The Femme Fellowship is a four-month paid opportunity for young women between the ages of 18-24 to learn about the design process and serve as the voice of other young women in their communities. They’re invited to not only participate, but take the lead in design research, generate the design brief, and actually test solutions that address adolescent sexual and reproductive health (ASRH) concepts with and for other girls.
I have been part of local, regional, and global youth programs dedicated to positive youth development as an actual youth participant. This has exposed me to the challenges the world faces and the potential that young people have to transform the world around them. Because of my age, I can respond to fellows not just from a professional level, but from my lived experience being a young person.
In some of the organizations I was involved in there was a fair share of tokenistic behavior. Sometimes we say that organizations are youth-led, but youth are not engaged meaningfully or offered tangible skills. I try to make sure that their voices are heard in the community. Apart from the training, they’re invited to go to meetings, practice public speaking, attend forums with other experts, and feel that they are given the power and trust to advise their partners.
We need to give youth the agency, assets, and enabling environment to thrive. What I understand by this is that when youth engage with a program, you have to give them the assets that not only benefit the program, but their wider community, peers, and eventually country. To create an enabling environment, adults need to build a partnership of mutual respect with you and also create an environment where youth feel safe to make mistakes, learn, grow, and with time become experts.
One way we do this is by seeing these young people as experts in their own lived experience. Instead of coming up with a workbook of what they should or shouldn’t do, we need to let them influence the trajectory of the project. Let them guide the process. And practically speaking, create a way of working that adapts to their way of life and work. For example, this could be in terms of the language you use should reflect how they might think or communicate.

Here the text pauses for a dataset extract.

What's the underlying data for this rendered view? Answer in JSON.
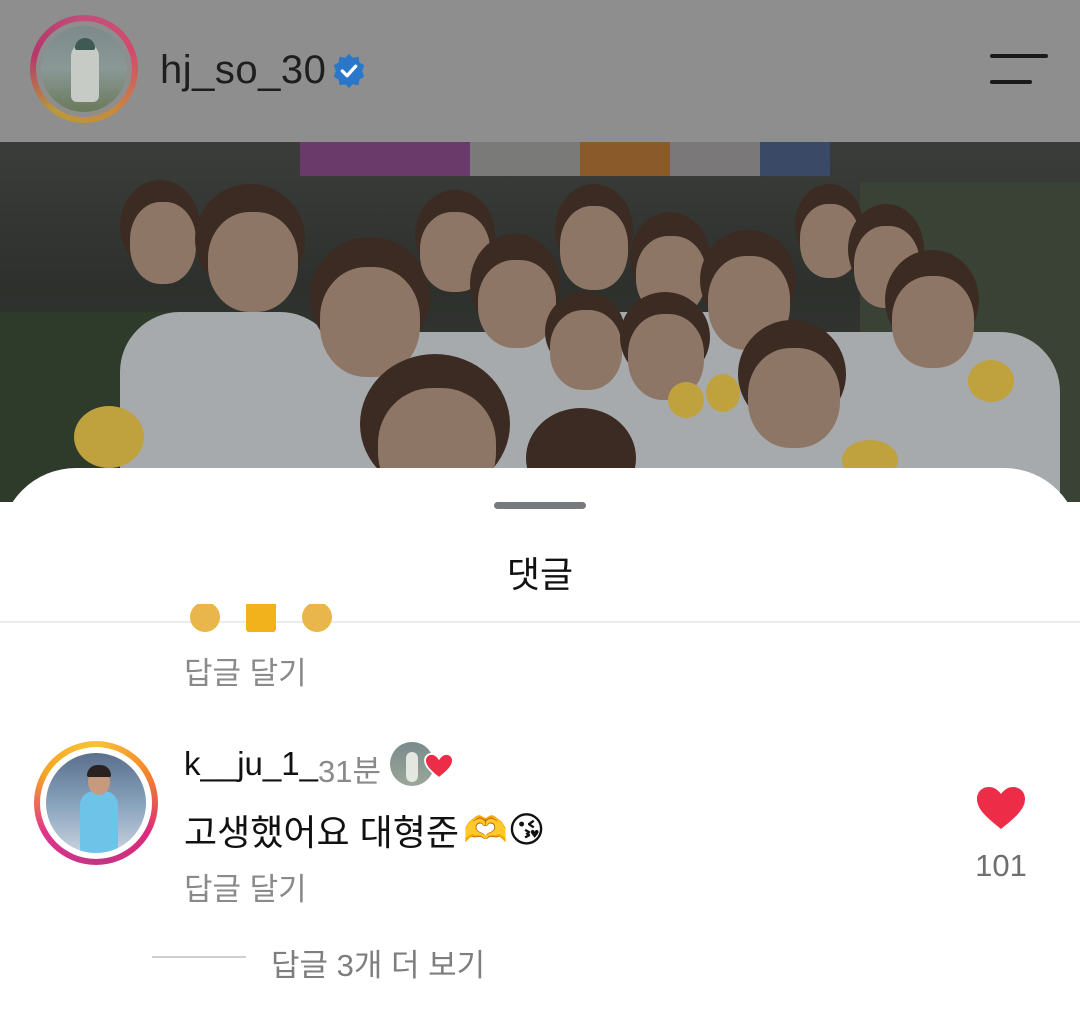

The She Thrives program is a one-year theory- and practice-based program on basic business management and financial literacy. The program targets young women (19-24) who have initial business ideas that are implementable within their communities with capital funding from the Community Based Organisation (CBOs) partners. As part of the program, the young women and the CBOS are matched with adolescent girls (12-18) to provide peer support on their puberty experience and solve their menstrual health and hygiene needs. Adolescent girls are also enrolled in a parallel program where they receive mentorship from young ASRH experts.
Another concept is Grltime which is a conversational bot that can be embedded into different messaging platforms for both parents and adolescent girls to access reliable and factual information about puberty. The bot provides self-paced learning in a confidential setting. Girltime is currently being piloted in Nairobi and Kisumu by Nairobits Trust, one of our Community Based Organization partners.
Joining an alumni program for the two cohorts to extend the outcomes of the CoLab activities to the communities and strengthen the economic and education prospects for the alumni. We intend to engage them through continued mentorship and capacity building, access to prospect career opportunities with the CoLab’s partners and collaboration amongst themselves on projects and other causes of interest.